I was fascinated by a listing in The Times in the run up to Easter, itemising the musical settings due to be performed at Cathedrals, Royal Chapels, Choral Foundations and London Churches on Easter Day. The compiler, Deborah King, named 88 institutions across the UK, and provided service times and the music to be sung for each.
There was no commentary from the author, which made it all the more fascinating a listing for the conclusions the readers could draw for themselves. With liturgical repertoire, it is wonderfully beneficial to composers that the tradition is to name the setting after the composer, as in Schubert in G or Stanford in A. To her credit, Deborah King was meticulous in naming each and every composer regardless of whether their name appeared in the title in this traditional manner. For example Wood, Collegium Regale or Mozart, Coronation Mass, were also fully listed.
Now, here’s where it gets interesting. What repertoire are these venerable, historic and often renowned establishments serving up to their congregations? Of course there is a very good spread of the aforementioned ‘Composers in Key’, and notably Stanford (15 services), but also, Dyson, Darke, Bairstow and Brewer. The French organist composers also get a good look in with Langlais, Widor, Durufle and Vierne.
Returning to the British Isles, the more recent repertoire was led by Howells and followed by Mathias. William Walton, and Vaughan Williams also make appearances, but the name that really caught my eye, was Dove – Jonathan Dove. His Missa Brevis featured in no fewer than 5 locations, out-pacing Missa Brevis by Britten and followed at some distance by his younger contemporary Gabriel Jackson whose Missa Triueriensis was down to be performed (unsurprisingly) at Truro Cathedral who had commissioned it in 2005.

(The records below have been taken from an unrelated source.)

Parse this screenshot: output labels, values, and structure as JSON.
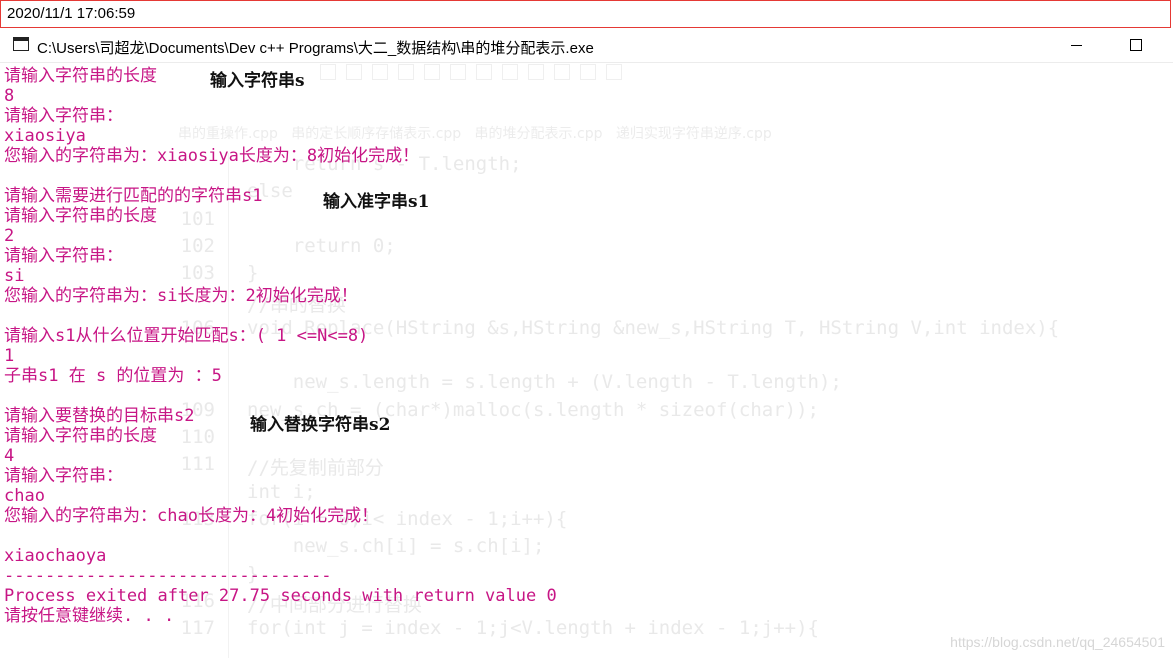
{
  "timestamp": "2020/11/1 17:06:59",
  "window": {
    "title": "C:\\Users\\司超龙\\Documents\\Dev c++ Programs\\大二_数据结构\\串的堆分配表示.exe"
  },
  "console": {
    "lines": [
      "请输入字符串的长度",
      "8",
      "请输入字符串：",
      "xiaosiya",
      "您输入的字符串为：xiaosiya长度为：8初始化完成！",
      "",
      "请输入需要进行匹配的的字符串s1",
      "请输入字符串的长度",
      "2",
      "请输入字符串：",
      "si",
      "您输入的字符串为：si长度为：2初始化完成！",
      "",
      "请输入s1从什么位置开始匹配s：( 1 <=N<=8)",
      "1",
      "子串s1 在 s 的位置为 ：5",
      "",
      "请输入要替换的目标串s2",
      "请输入字符串的长度",
      "4",
      "请输入字符串：",
      "chao",
      "您输入的字符串为：chao长度为：4初始化完成！",
      "",
      "xiaochaoya",
      "--------------------------------",
      "Process exited after 27.75 seconds with return value 0",
      "请按任意键继续. . ."
    ]
  },
  "annotations": {
    "a1": "输入字符串s",
    "a2": "输入准字串s1",
    "a3": "输入替换字符串s2"
  },
  "background_editor": {
    "tabs": "串的重操作.cpp   串的定长顺序存储表示.cpp   串的堆分配表示.cpp   递归实现字符串逆序.cpp",
    "lines": [
      {
        "num": "",
        "code": "    return s - T.length;"
      },
      {
        "num": "",
        "code": "else"
      },
      {
        "num": "101",
        "code": ""
      },
      {
        "num": "102",
        "code": "    return 0;"
      },
      {
        "num": "103",
        "code": "}"
      },
      {
        "num": "",
        "code": "//串的替换"
      },
      {
        "num": "106",
        "code": "void Replace(HString &s,HString &new_s,HString T, HString V,int index){"
      },
      {
        "num": "",
        "code": ""
      },
      {
        "num": "",
        "code": "    new_s.length = s.length + (V.length - T.length);"
      },
      {
        "num": "109",
        "code": "new_s.ch = (char*)malloc(s.length * sizeof(char));"
      },
      {
        "num": "110",
        "code": ""
      },
      {
        "num": "111",
        "code": "//先复制前部分"
      },
      {
        "num": "",
        "code": "int i;"
      },
      {
        "num": "113",
        "code": "for(i = 0;i< index - 1;i++){"
      },
      {
        "num": "",
        "code": "    new_s.ch[i] = s.ch[i];"
      },
      {
        "num": "",
        "code": "}"
      },
      {
        "num": "116",
        "code": "//中间部分进行替换"
      },
      {
        "num": "117",
        "code": "for(int j = index - 1;j<V.length + index - 1;j++){"
      }
    ]
  },
  "watermark": "https://blog.csdn.net/qq_24654501"
}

Jonathan Dove is not the first British composer to take flight on the wings of liturgy and bless Deborah King for putting an Easter spotlight on him and 34 other composers.
Final statistics – 35